(Component data from apps and pages)

┄┄┄┄┄┄┄┄┄┄┄┄┄┄┄┄┄┄┄┄

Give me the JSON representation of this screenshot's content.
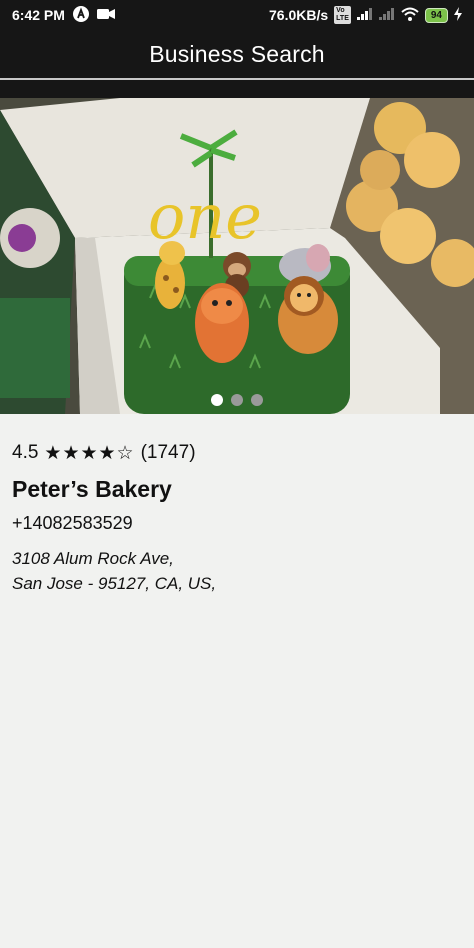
{
  "status_bar": {
    "time": "6:42 PM",
    "network_speed": "76.0KB/s",
    "battery": "94",
    "icons": [
      "a-icon",
      "video-camera-icon",
      "volte-icon",
      "signal-icon",
      "wifi-icon",
      "battery-icon",
      "charging-icon"
    ]
  },
  "app_bar": {
    "title": "Business Search"
  },
  "carousel": {
    "image_subject": "cake",
    "slide_count": 3,
    "active_index": 0
  },
  "business": {
    "rating": "4.5",
    "stars": "★★★★☆",
    "review_count": "(1747)",
    "name": "Peter’s Bakery",
    "phone": "+14082583529",
    "address_line1": "3108 Alum Rock Ave,",
    "address_line2": "San Jose - 95127, CA, US,"
  },
  "colors": {
    "app_bar": "#161616",
    "background": "#f1f2f0",
    "battery": "#7cc24a"
  }
}
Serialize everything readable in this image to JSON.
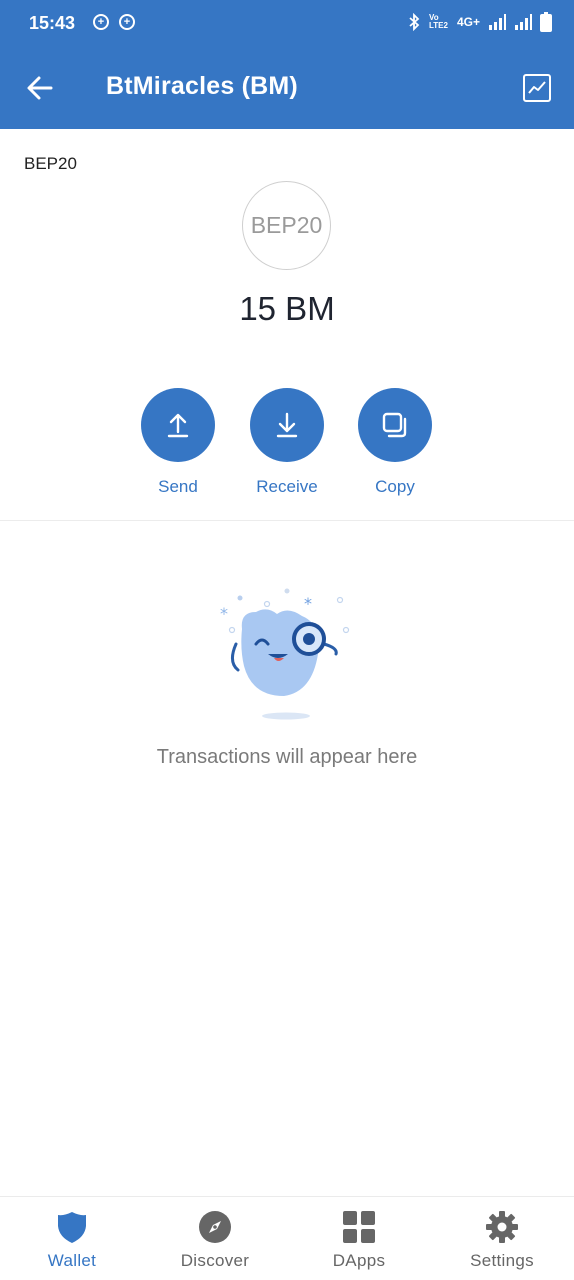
{
  "status_bar": {
    "time": "15:43",
    "network_type": "4G+",
    "volte_label": "Vo LTE2"
  },
  "app_bar": {
    "title": "BtMiracles (BM)",
    "back_icon": "arrow-left-icon",
    "chart_icon": "chart-icon"
  },
  "token": {
    "network": "BEP20",
    "logo_text": "BEP20",
    "balance": "15 BM"
  },
  "actions": [
    {
      "label": "Send",
      "icon": "upload-icon"
    },
    {
      "label": "Receive",
      "icon": "download-icon"
    },
    {
      "label": "Copy",
      "icon": "copy-icon"
    }
  ],
  "empty_state": {
    "message": "Transactions will appear here"
  },
  "bottom_nav": [
    {
      "label": "Wallet",
      "icon": "shield-icon",
      "active": true
    },
    {
      "label": "Discover",
      "icon": "compass-icon",
      "active": false
    },
    {
      "label": "DApps",
      "icon": "grid-icon",
      "active": false
    },
    {
      "label": "Settings",
      "icon": "gear-icon",
      "active": false
    }
  ],
  "colors": {
    "primary": "#3676c4",
    "text_muted": "#7a7a7a",
    "nav_inactive": "#666666"
  }
}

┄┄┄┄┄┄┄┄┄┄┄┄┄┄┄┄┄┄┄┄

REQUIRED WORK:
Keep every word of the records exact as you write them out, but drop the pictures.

RESPONSE AREA:
Give me the JSON representation of this screenshot's content.
{
  "status_bar": {
    "time": "6:42 PM",
    "network_speed": "76.0KB/s",
    "battery": "94",
    "icons": [
      "a-icon",
      "video-camera-icon",
      "volte-icon",
      "signal-icon",
      "wifi-icon",
      "battery-icon",
      "charging-icon"
    ]
  },
  "app_bar": {
    "title": "Business Search"
  },
  "carousel": {
    "image_subject": "cake",
    "slide_count": 3,
    "active_index": 0
  },
  "business": {
    "rating": "4.5",
    "stars": "★★★★☆",
    "review_count": "(1747)",
    "name": "Peter’s Bakery",
    "phone": "+14082583529",
    "address_line1": "3108 Alum Rock Ave,",
    "address_line2": "San Jose - 95127, CA, US,"
  },
  "colors": {
    "app_bar": "#161616",
    "background": "#f1f2f0",
    "battery": "#7cc24a"
  }
}
Serialize everything readable in this image to JSON.
{
  "status_bar": {
    "time": "15:43",
    "network_type": "4G+",
    "volte_label": "Vo LTE2"
  },
  "app_bar": {
    "title": "BtMiracles (BM)",
    "back_icon": "arrow-left-icon",
    "chart_icon": "chart-icon"
  },
  "token": {
    "network": "BEP20",
    "logo_text": "BEP20",
    "balance": "15 BM"
  },
  "actions": [
    {
      "label": "Send",
      "icon": "upload-icon"
    },
    {
      "label": "Receive",
      "icon": "download-icon"
    },
    {
      "label": "Copy",
      "icon": "copy-icon"
    }
  ],
  "empty_state": {
    "message": "Transactions will appear here"
  },
  "bottom_nav": [
    {
      "label": "Wallet",
      "icon": "shield-icon",
      "active": true
    },
    {
      "label": "Discover",
      "icon": "compass-icon",
      "active": false
    },
    {
      "label": "DApps",
      "icon": "grid-icon",
      "active": false
    },
    {
      "label": "Settings",
      "icon": "gear-icon",
      "active": false
    }
  ],
  "colors": {
    "primary": "#3676c4",
    "text_muted": "#7a7a7a",
    "nav_inactive": "#666666"
  }
}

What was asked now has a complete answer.